─── Data supplied
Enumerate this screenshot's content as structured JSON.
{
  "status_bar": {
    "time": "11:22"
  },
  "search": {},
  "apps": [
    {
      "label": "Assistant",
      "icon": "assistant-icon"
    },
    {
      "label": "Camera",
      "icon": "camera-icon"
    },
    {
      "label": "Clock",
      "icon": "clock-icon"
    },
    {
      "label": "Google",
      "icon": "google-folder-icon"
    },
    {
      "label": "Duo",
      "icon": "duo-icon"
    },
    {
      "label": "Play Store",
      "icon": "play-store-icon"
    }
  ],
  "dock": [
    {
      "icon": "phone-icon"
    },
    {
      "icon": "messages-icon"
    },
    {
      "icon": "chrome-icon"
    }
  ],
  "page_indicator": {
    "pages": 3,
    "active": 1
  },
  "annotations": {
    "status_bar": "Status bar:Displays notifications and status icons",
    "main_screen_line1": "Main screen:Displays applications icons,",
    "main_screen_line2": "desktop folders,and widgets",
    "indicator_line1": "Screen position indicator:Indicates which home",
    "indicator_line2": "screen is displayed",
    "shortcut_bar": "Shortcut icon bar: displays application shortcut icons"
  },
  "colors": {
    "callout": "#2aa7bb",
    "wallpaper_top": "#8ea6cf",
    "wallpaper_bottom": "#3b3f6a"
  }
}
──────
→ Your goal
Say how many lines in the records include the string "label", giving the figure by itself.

→ Written reply
6